* _EXERCISE AIM_:
Tally the lines of the entries below that hold the word "content", and please give only the total.

═══

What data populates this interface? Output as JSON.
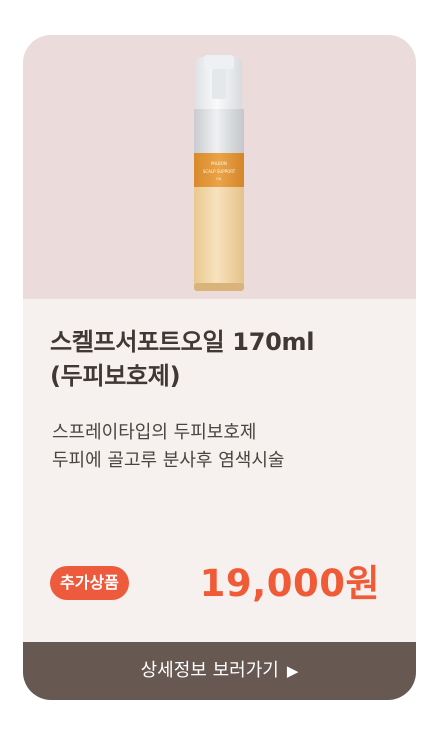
{
  "product": {
    "name_line1": "스켈프서포트오일 170ml",
    "name_line2": "(두피보호제)",
    "description_line1": "스프레이타입의 두피보호제",
    "description_line2": "두피에 골고루 분사후 염색시술",
    "badge": "추가상품",
    "price": "19,000원",
    "bottle_label_brand": "MILBON",
    "bottle_label_product": "SCALP SUPPORT",
    "bottle_label_sub": "OIL"
  },
  "cta": {
    "label": "상세정보 보러가기",
    "arrow": "▶"
  },
  "colors": {
    "card_bg": "#f6f1ee",
    "hero_bg": "#ecdbdb",
    "accent": "#f05a36",
    "badge_bg": "#ee5a3c",
    "button_bg": "#675852"
  }
}
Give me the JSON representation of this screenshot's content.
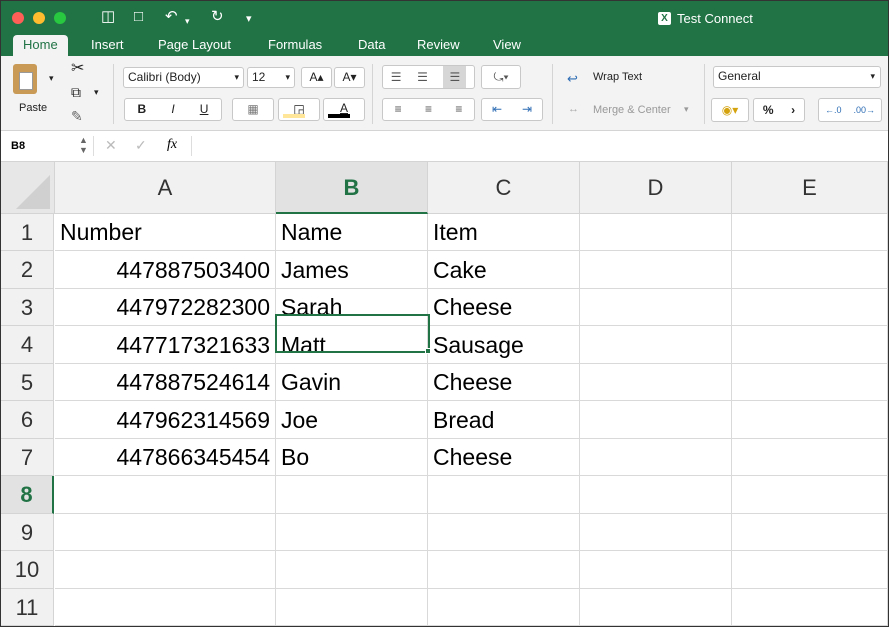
{
  "window": {
    "title": "Test Connect",
    "app_icon": "excel-icon"
  },
  "tabs": [
    "Home",
    "Insert",
    "Page Layout",
    "Formulas",
    "Data",
    "Review",
    "View"
  ],
  "ribbon": {
    "paste_label": "Paste",
    "font_name": "Calibri (Body)",
    "font_size": "12",
    "wrap_text": "Wrap Text",
    "merge_center": "Merge & Center",
    "number_format": "General",
    "bold": "B",
    "italic": "I",
    "underline": "U",
    "percent": "%",
    "comma": "›",
    "increase_font": "A▴",
    "decrease_font": "A▾",
    "font_color": "A"
  },
  "formula_bar": {
    "name_box": "B8",
    "fx": "fx",
    "value": ""
  },
  "columns": [
    "A",
    "B",
    "C",
    "D",
    "E"
  ],
  "rows": [
    "1",
    "2",
    "3",
    "4",
    "5",
    "6",
    "7",
    "8",
    "9",
    "10",
    "11"
  ],
  "selected": {
    "column": "B",
    "row": "8"
  },
  "cells": {
    "header": [
      "Number",
      "Name",
      "Item"
    ],
    "data": [
      [
        "447887503400",
        "James",
        "Cake"
      ],
      [
        "447972282300",
        "Sarah",
        "Cheese"
      ],
      [
        "447717321633",
        "Matt",
        "Sausage"
      ],
      [
        "447887524614",
        "Gavin",
        "Cheese"
      ],
      [
        "447962314569",
        "Joe",
        "Bread"
      ],
      [
        "447866345454",
        "Bo",
        "Cheese"
      ]
    ]
  },
  "colors": {
    "accent": "#217346",
    "ribbon": "#f3f3f3",
    "header": "#f1f1f1",
    "grid": "#d9d9d9"
  }
}
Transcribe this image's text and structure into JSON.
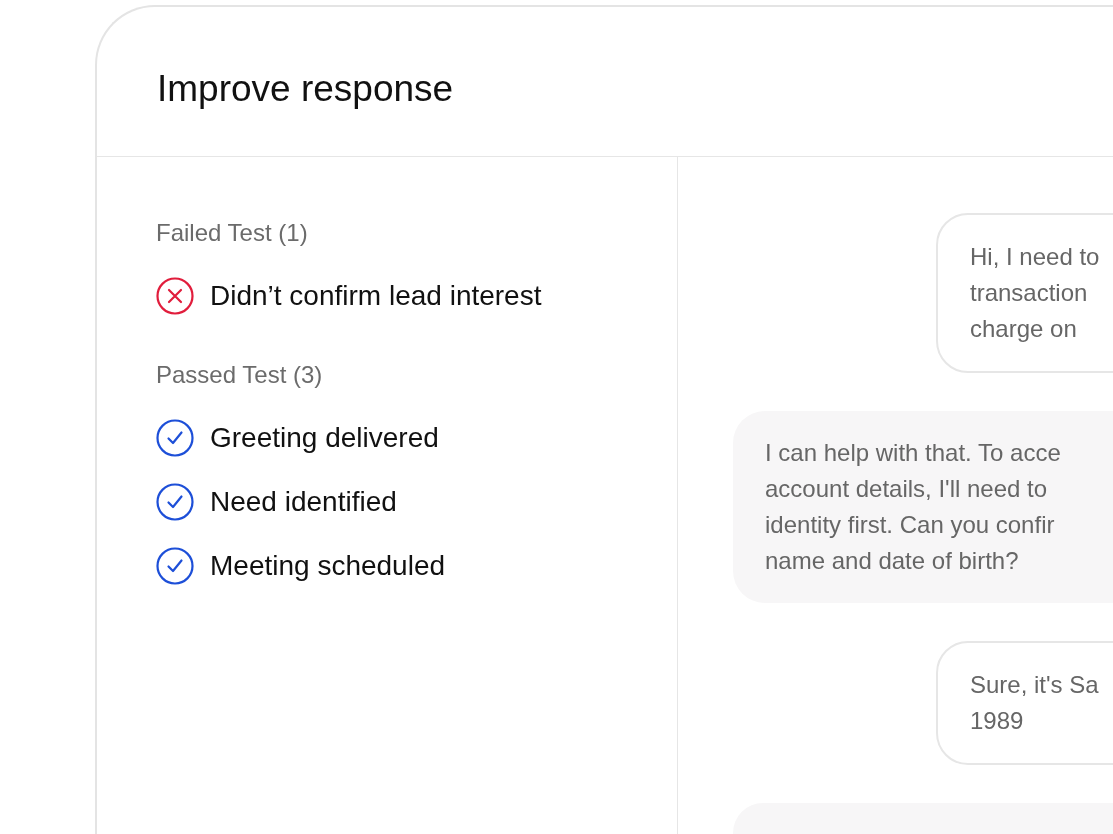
{
  "panel": {
    "title": "Improve response"
  },
  "test_groups": [
    {
      "heading": "Failed Test (1)",
      "tests": [
        {
          "label": "Didn’t confirm lead interest",
          "kind": "failed"
        }
      ]
    },
    {
      "heading": "Passed Test (3)",
      "tests": [
        {
          "label": "Greeting delivered",
          "kind": "passed"
        },
        {
          "label": "Need identified",
          "kind": "passed"
        },
        {
          "label": "Meeting scheduled",
          "kind": "passed"
        }
      ]
    }
  ],
  "messages": [
    {
      "kind": "user",
      "text": "Hi, I need to\ntransaction\ncharge on"
    },
    {
      "kind": "agent",
      "text": "I can help with that. To acce\naccount details, I'll need to\nidentity first. Can you confir\nname and date of birth?"
    },
    {
      "kind": "user",
      "text": "Sure, it's Sa\n1989"
    },
    {
      "kind": "agent"
    }
  ]
}
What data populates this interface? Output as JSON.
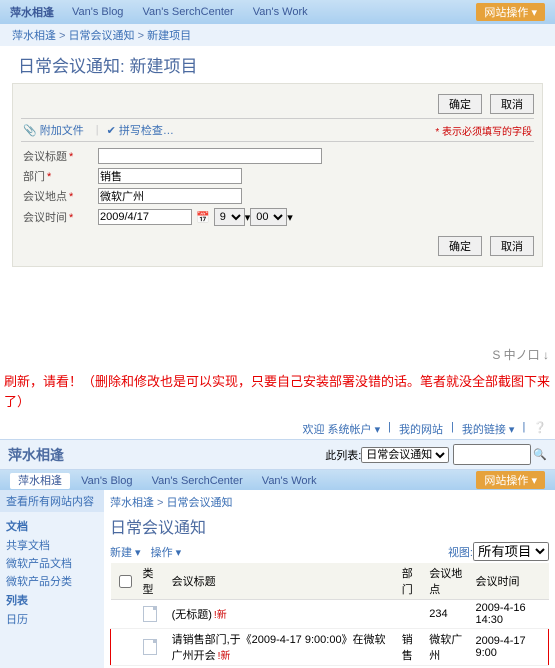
{
  "top": {
    "site": "萍水相逢",
    "tabs": [
      "Van's Blog",
      "Van's SerchCenter",
      "Van's Work"
    ],
    "siteOps": "网站操作 ▾"
  },
  "breadcrumb": [
    "萍水相逢",
    "日常会议通知",
    "新建项目"
  ],
  "title": "日常会议通知: 新建项目",
  "buttons": {
    "ok": "确定",
    "cancel": "取消"
  },
  "toolbar": {
    "attach": "附加文件",
    "spell": "拼写检查…",
    "required": "* 表示必须填写的字段"
  },
  "form": {
    "f1": {
      "label": "会议标题",
      "value": ""
    },
    "f2": {
      "label": "部门",
      "value": "销售"
    },
    "f3": {
      "label": "会议地点",
      "value": "微软广州"
    },
    "f4": {
      "label": "会议时间",
      "value": "2009/4/17",
      "hour": "9",
      "min": "00"
    }
  },
  "annotation": "刷新，请看！（删除和修改也是可以实现，只要自己安装部署没错的话。笔者就没全部截图下来了）",
  "login": {
    "welcome": "欢迎 系统帐户 ▾",
    "mysite": "我的网站",
    "mylinks": "我的链接 ▾"
  },
  "viewbar": {
    "label": "此列表:",
    "view": "日常会议通知"
  },
  "title2": "日常会议通知",
  "side": {
    "all": "查看所有网站内容",
    "g1": "文档",
    "g1items": [
      "共享文档",
      "微软产品文档",
      "微软产品分类"
    ],
    "g2": "列表",
    "g2items": [
      "日历"
    ]
  },
  "listtool": {
    "new": "新建 ▾",
    "ops": "操作 ▾",
    "viewlbl": "视图:",
    "view": "所有项目"
  },
  "cols": {
    "type": "类型",
    "title": "会议标题",
    "dept": "部门",
    "loc": "会议地点",
    "time": "会议时间"
  },
  "rows": [
    {
      "title": "(无标题)",
      "new": "!新",
      "dept": "",
      "loc": "234",
      "time": "2009-4-16 14:30"
    },
    {
      "title": "请销售部门,于《2009-4-17 9:00:00》在微软广州开会",
      "new": "!新",
      "dept": "销售",
      "loc": "微软广州",
      "time": "2009-4-17 9:00"
    }
  ],
  "sysicons": "S 中ノ口 ↓"
}
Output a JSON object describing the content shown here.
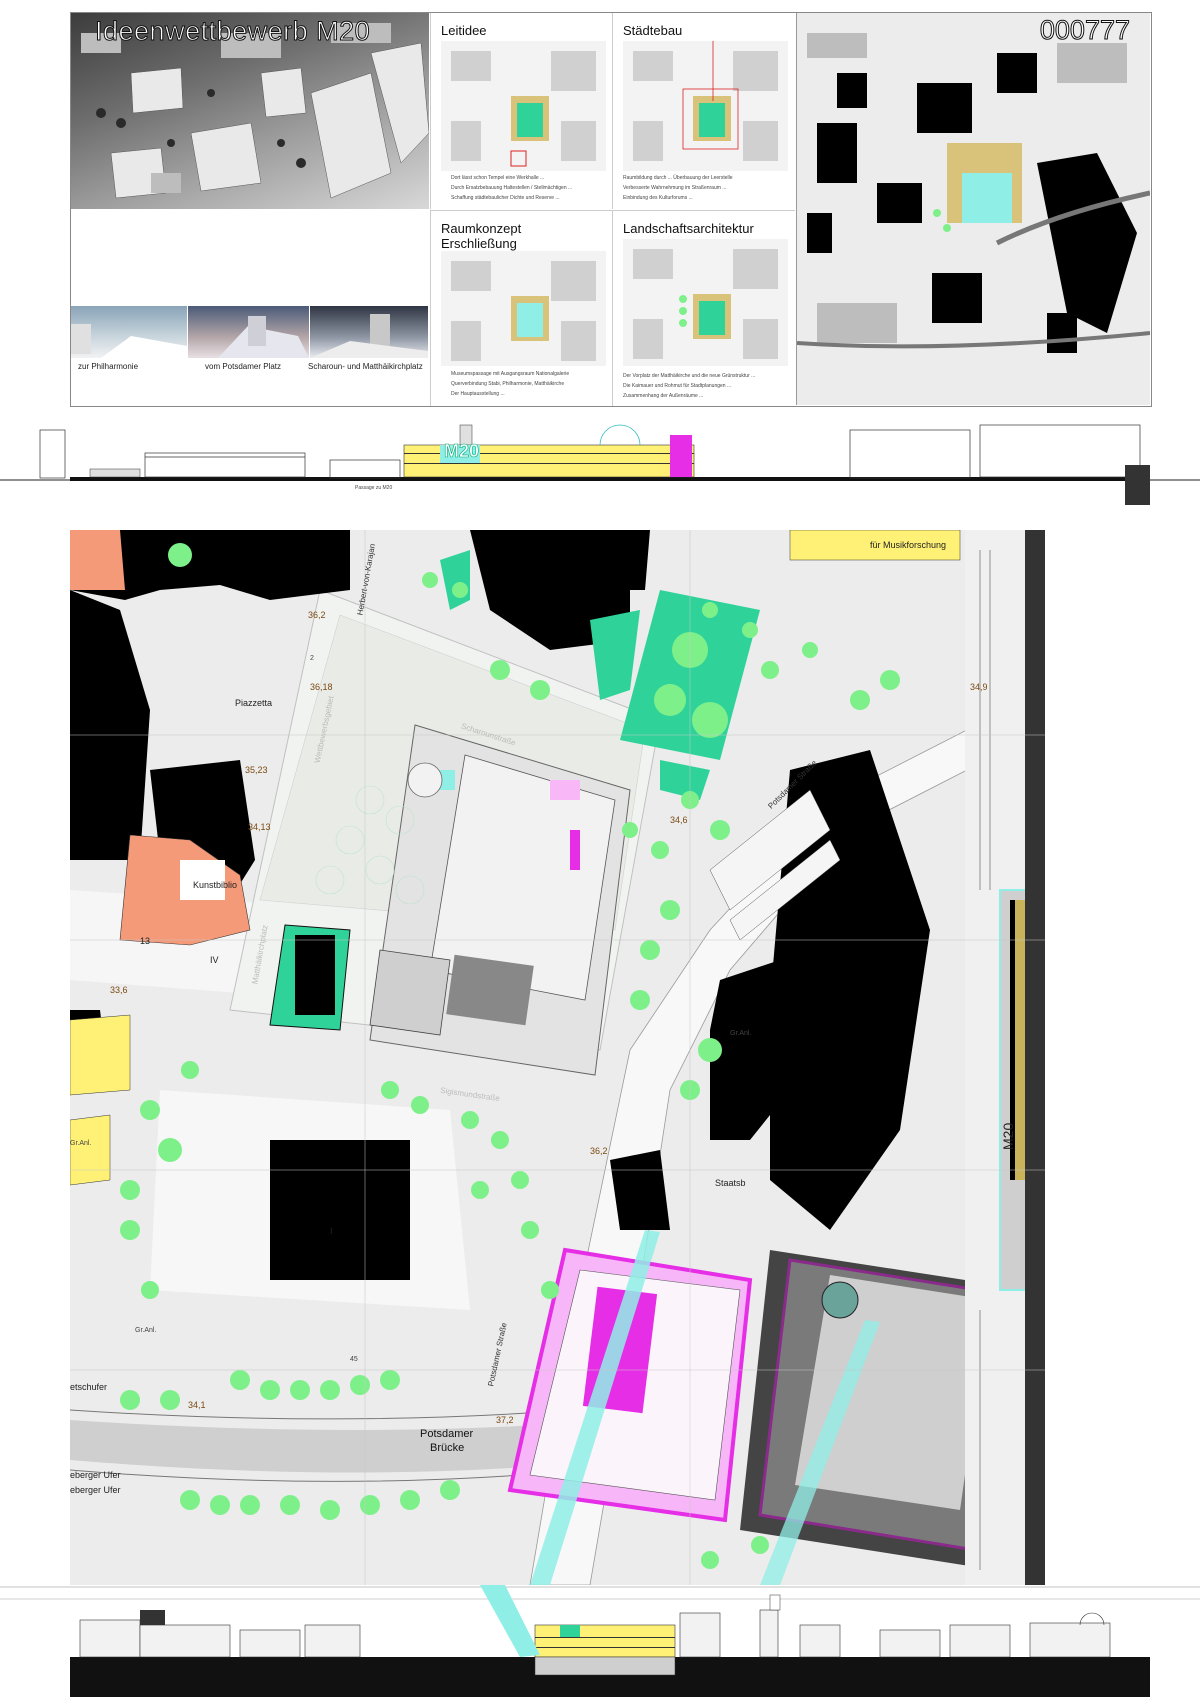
{
  "header": {
    "title": "Ideenwettbewerb M20",
    "entry_number": "000777"
  },
  "concept_panels": [
    {
      "title": "Leitidee",
      "lines": [
        "Dort lässt schon Tempel eine Werkhalle ...",
        "Durch Ersatzbebauung Haltestellen / Stellmächtigen ...",
        "Schaffung städtebaulicher Dichte und Reserve ..."
      ]
    },
    {
      "title": "Städtebau",
      "lines": [
        "Raumbildung durch ... Überbauung der Leerstelle",
        "Verbesserte Wahrnehmung im Straßenraum ...",
        "Einbindung des Kulturforums ..."
      ]
    },
    {
      "title": "Raumkonzept\nErschließung",
      "lines": [
        "Museumspassage mit Ausgangsraum Nationalgalerie",
        "Querverbindung Stabi, Philharmonie, Matthäikirche",
        "Der Hauptausstellung ..."
      ]
    },
    {
      "title": "Landschaftsarchitektur",
      "lines": [
        "Der Vorplatz der Matthäikirche und die neue Grünstruktur ...",
        "Die Kaimauer und Rohmut für Stadtplanungen ...",
        "Zusammenhang der Außenräume ..."
      ]
    }
  ],
  "views": [
    {
      "caption": "zur Philharmonie"
    },
    {
      "caption": "vom Potsdamer Platz"
    },
    {
      "caption": "Scharoun- und Matthäikirchplatz"
    }
  ],
  "section_labels": {
    "m20": "M20",
    "passage": "Passage zu M20"
  },
  "plan": {
    "labels": {
      "piazzetta": "Piazzetta",
      "kunstbibliothek": "Kunstbiblio",
      "musikforschung": "für Musikforschung",
      "staatsbibliothek": "Staatsb",
      "potsdamer_bruecke_1": "Potsdamer",
      "potsdamer_bruecke_2": "Brücke",
      "ufer_1": "eberger Ufer",
      "ufer_2": "eberger Ufer",
      "ufer_3": "etschufer",
      "gr_anl_1": "Gr.Anl.",
      "gr_anl_2": "Gr.Anl.",
      "gr_anl_3": "Gr.Anl.",
      "nr_13": "13",
      "nr_iv": "IV",
      "nr_i": "I",
      "nr_45": "45",
      "nr_2": "2"
    },
    "streets": {
      "potsdamer_strasse_1": "Potsdamer Straße",
      "potsdamer_strasse_2": "Potsdamer Straße",
      "scharoun": "Scharounstraße",
      "sigismund": "Sigismundstraße",
      "herbert_von_karajan": "Herbert-von-Karajan",
      "wettbewerbsgebiet": "Wettbewerbsgebiet",
      "matthaeikirchplatz": "Matthäikirchplatz"
    },
    "elevations": {
      "e1": "36,2",
      "e2": "36,18",
      "e3": "35,23",
      "e4": "34,13",
      "e5": "33,6",
      "e6": "34,9",
      "e7": "34,6",
      "e8": "36,2",
      "e9": "34,1",
      "e10": "37,2"
    },
    "side_label": "M20"
  },
  "colors": {
    "building_black": "#000000",
    "green_tree": "#7ef08a",
    "teal_area": "#2fd39a",
    "salmon": "#f59a78",
    "yellow": "#fff176",
    "magenta": "#e62ee6",
    "purple": "#8a2a8a",
    "cyan": "#8fefe6",
    "grey_ground": "#d9d9d9",
    "dark_grey": "#555555"
  }
}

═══

* _ANSWER BOX_:
2